Start of Provided entries

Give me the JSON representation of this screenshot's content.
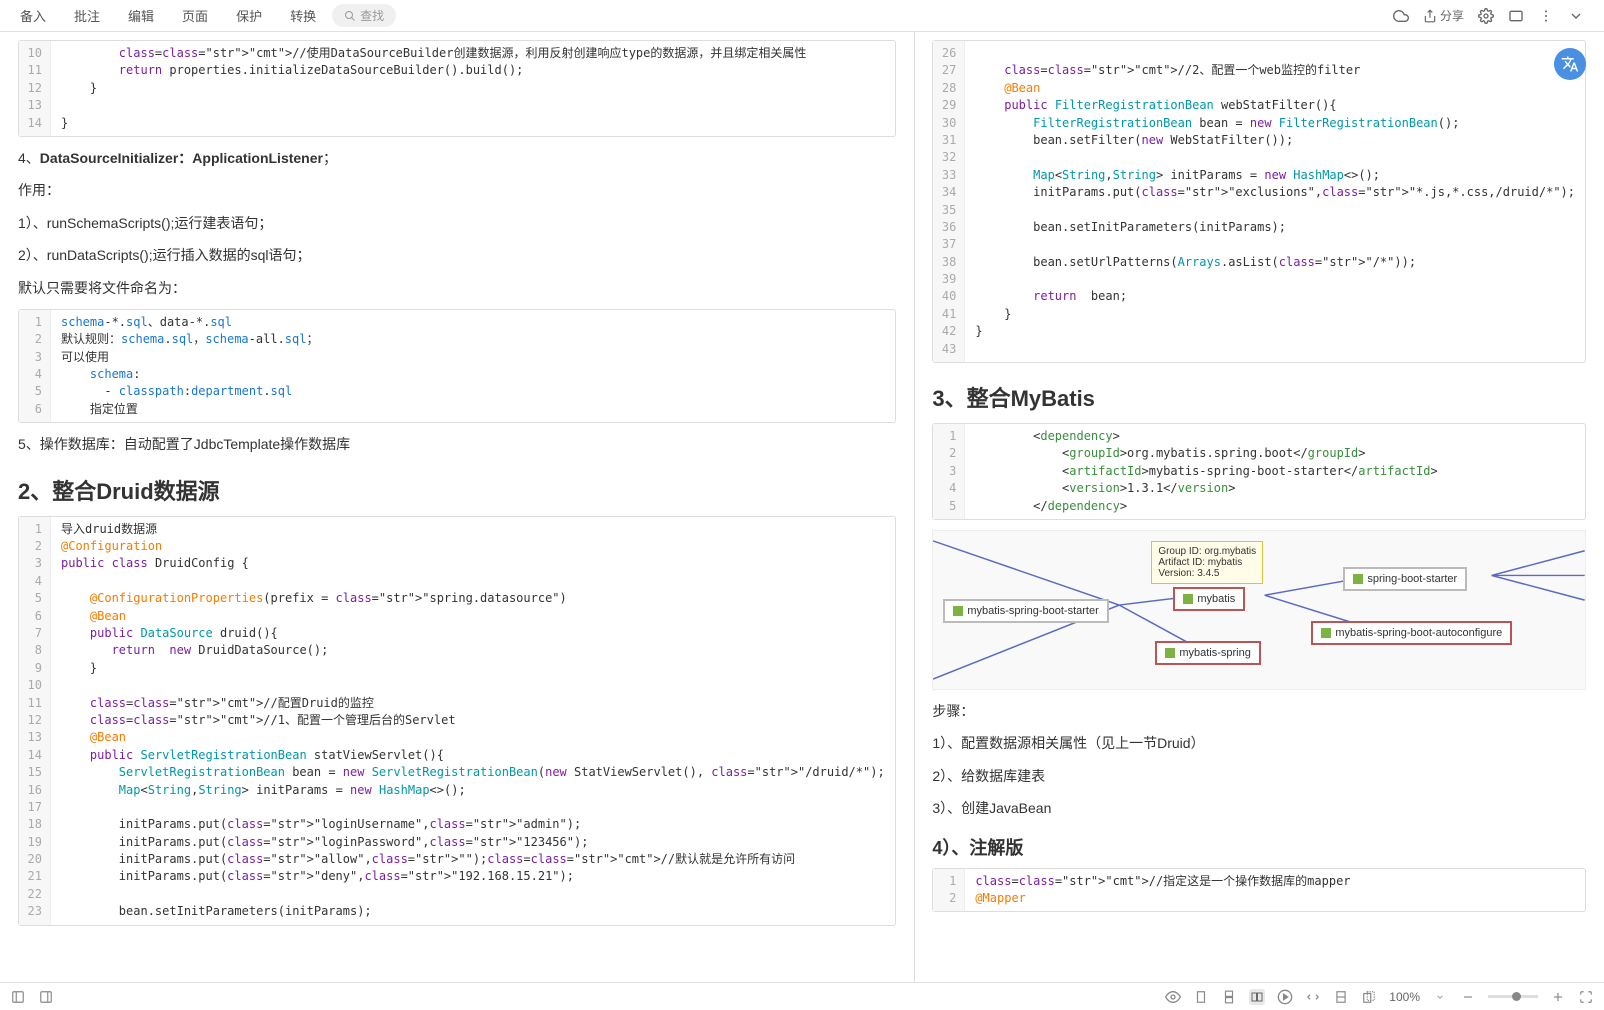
{
  "topbar": {
    "menus": [
      "备入",
      "批注",
      "编辑",
      "页面",
      "保护",
      "转换"
    ],
    "search_label": "查找",
    "share_label": "分享"
  },
  "left_page": {
    "code1_start": 10,
    "code1_lines": [
      "        //使用DataSourceBuilder创建数据源，利用反射创建响应type的数据源，并且绑定相关属性",
      "        return properties.initializeDataSourceBuilder().build();",
      "    }",
      "",
      "}"
    ],
    "p4_prefix": "4、",
    "p4_strong": "DataSourceInitializer：ApplicationListener",
    "p4_suffix": "；",
    "p_role": "作用：",
    "p_1": "1）、runSchemaScripts();运行建表语句；",
    "p_2": "2）、runDataScripts();运行插入数据的sql语句；",
    "p_default": "默认只需要将文件命名为：",
    "code2_lines": [
      "schema-*.sql、data-*.sql",
      "默认规则：schema.sql，schema-all.sql；",
      "可以使用",
      "    schema:",
      "      - classpath:department.sql",
      "    指定位置"
    ],
    "p5": "5、操作数据库：自动配置了JdbcTemplate操作数据库",
    "h2": "2、整合Druid数据源",
    "code3_lines": [
      "导入druid数据源",
      "@Configuration",
      "public class DruidConfig {",
      "",
      "    @ConfigurationProperties(prefix = \"spring.datasource\")",
      "    @Bean",
      "    public DataSource druid(){",
      "       return  new DruidDataSource();",
      "    }",
      "",
      "    //配置Druid的监控",
      "    //1、配置一个管理后台的Servlet",
      "    @Bean",
      "    public ServletRegistrationBean statViewServlet(){",
      "        ServletRegistrationBean bean = new ServletRegistrationBean(new StatViewServlet(), \"/druid/*\");",
      "        Map<String,String> initParams = new HashMap<>();",
      "",
      "        initParams.put(\"loginUsername\",\"admin\");",
      "        initParams.put(\"loginPassword\",\"123456\");",
      "        initParams.put(\"allow\",\"\");//默认就是允许所有访问",
      "        initParams.put(\"deny\",\"192.168.15.21\");",
      "",
      "        bean.setInitParameters(initParams);"
    ]
  },
  "right_page": {
    "code1_start": 26,
    "code1_lines": [
      "",
      "    //2、配置一个web监控的filter",
      "    @Bean",
      "    public FilterRegistrationBean webStatFilter(){",
      "        FilterRegistrationBean bean = new FilterRegistrationBean();",
      "        bean.setFilter(new WebStatFilter());",
      "",
      "        Map<String,String> initParams = new HashMap<>();",
      "        initParams.put(\"exclusions\",\"*.js,*.css,/druid/*\");",
      "",
      "        bean.setInitParameters(initParams);",
      "",
      "        bean.setUrlPatterns(Arrays.asList(\"/*\"));",
      "",
      "        return  bean;",
      "    }",
      "}",
      ""
    ],
    "h2": "3、整合MyBatis",
    "dep_lines": [
      "        <dependency>",
      "            <groupId>org.mybatis.spring.boot</groupId>",
      "            <artifactId>mybatis-spring-boot-starter</artifactId>",
      "            <version>1.3.1</version>",
      "        </dependency>"
    ],
    "diagram": {
      "tip_l1": "Group ID: org.mybatis",
      "tip_l2": "Artifact ID: mybatis",
      "tip_l3": "Version: 3.4.5",
      "n1": "mybatis-spring-boot-starter",
      "n2": "mybatis",
      "n3": "mybatis-spring",
      "n4": "spring-boot-starter",
      "n5": "mybatis-spring-boot-autoconfigure"
    },
    "p_steps": "步骤：",
    "p_s1": "1）、配置数据源相关属性（见上一节Druid）",
    "p_s2": "2）、给数据库建表",
    "p_s3": "3）、创建JavaBean",
    "h3": "4）、注解版",
    "code3_lines": [
      "//指定这是一个操作数据库的mapper",
      "@Mapper"
    ]
  },
  "bottom": {
    "zoom": "100%"
  }
}
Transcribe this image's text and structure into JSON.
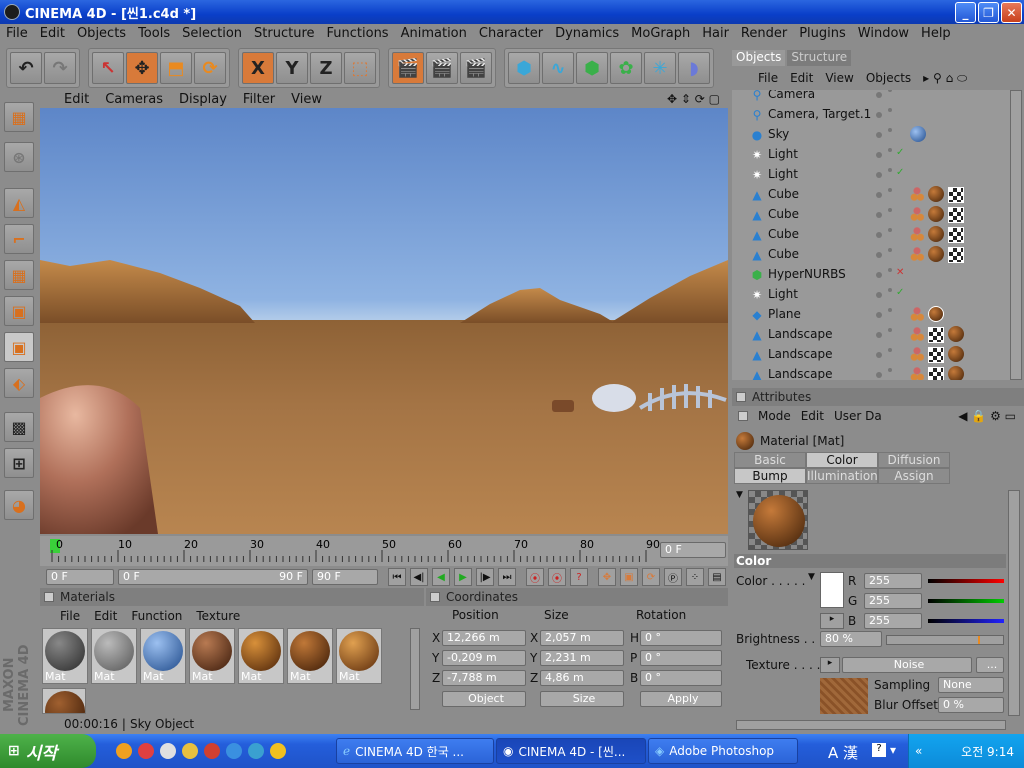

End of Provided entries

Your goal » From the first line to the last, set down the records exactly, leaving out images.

Answer »
Give me the JSON representation of this screenshot's content.
{
  "topbar": {
    "menus": [
      "备入",
      "批注",
      "编辑",
      "页面",
      "保护",
      "转换"
    ],
    "search_label": "查找",
    "share_label": "分享"
  },
  "left_page": {
    "code1_start": 10,
    "code1_lines": [
      "        //使用DataSourceBuilder创建数据源，利用反射创建响应type的数据源，并且绑定相关属性",
      "        return properties.initializeDataSourceBuilder().build();",
      "    }",
      "",
      "}"
    ],
    "p4_prefix": "4、",
    "p4_strong": "DataSourceInitializer：ApplicationListener",
    "p4_suffix": "；",
    "p_role": "作用：",
    "p_1": "1）、runSchemaScripts();运行建表语句；",
    "p_2": "2）、runDataScripts();运行插入数据的sql语句；",
    "p_default": "默认只需要将文件命名为：",
    "code2_lines": [
      "schema-*.sql、data-*.sql",
      "默认规则：schema.sql，schema-all.sql；",
      "可以使用",
      "    schema:",
      "      - classpath:department.sql",
      "    指定位置"
    ],
    "p5": "5、操作数据库：自动配置了JdbcTemplate操作数据库",
    "h2": "2、整合Druid数据源",
    "code3_lines": [
      "导入druid数据源",
      "@Configuration",
      "public class DruidConfig {",
      "",
      "    @ConfigurationProperties(prefix = \"spring.datasource\")",
      "    @Bean",
      "    public DataSource druid(){",
      "       return  new DruidDataSource();",
      "    }",
      "",
      "    //配置Druid的监控",
      "    //1、配置一个管理后台的Servlet",
      "    @Bean",
      "    public ServletRegistrationBean statViewServlet(){",
      "        ServletRegistrationBean bean = new ServletRegistrationBean(new StatViewServlet(), \"/druid/*\");",
      "        Map<String,String> initParams = new HashMap<>();",
      "",
      "        initParams.put(\"loginUsername\",\"admin\");",
      "        initParams.put(\"loginPassword\",\"123456\");",
      "        initParams.put(\"allow\",\"\");//默认就是允许所有访问",
      "        initParams.put(\"deny\",\"192.168.15.21\");",
      "",
      "        bean.setInitParameters(initParams);"
    ]
  },
  "right_page": {
    "code1_start": 26,
    "code1_lines": [
      "",
      "    //2、配置一个web监控的filter",
      "    @Bean",
      "    public FilterRegistrationBean webStatFilter(){",
      "        FilterRegistrationBean bean = new FilterRegistrationBean();",
      "        bean.setFilter(new WebStatFilter());",
      "",
      "        Map<String,String> initParams = new HashMap<>();",
      "        initParams.put(\"exclusions\",\"*.js,*.css,/druid/*\");",
      "",
      "        bean.setInitParameters(initParams);",
      "",
      "        bean.setUrlPatterns(Arrays.asList(\"/*\"));",
      "",
      "        return  bean;",
      "    }",
      "}",
      ""
    ],
    "h2": "3、整合MyBatis",
    "dep_lines": [
      "        <dependency>",
      "            <groupId>org.mybatis.spring.boot</groupId>",
      "            <artifactId>mybatis-spring-boot-starter</artifactId>",
      "            <version>1.3.1</version>",
      "        </dependency>"
    ],
    "diagram": {
      "tip_l1": "Group ID: org.mybatis",
      "tip_l2": "Artifact ID: mybatis",
      "tip_l3": "Version: 3.4.5",
      "n1": "mybatis-spring-boot-starter",
      "n2": "mybatis",
      "n3": "mybatis-spring",
      "n4": "spring-boot-starter",
      "n5": "mybatis-spring-boot-autoconfigure"
    },
    "p_steps": "步骤：",
    "p_s1": "1）、配置数据源相关属性（见上一节Druid）",
    "p_s2": "2）、给数据库建表",
    "p_s3": "3）、创建JavaBean",
    "h3": "4）、注解版",
    "code3_lines": [
      "//指定这是一个操作数据库的mapper",
      "@Mapper"
    ]
  },
  "bottom": {
    "zoom": "100%"
  }
}
Transcribe this image's text and structure into JSON.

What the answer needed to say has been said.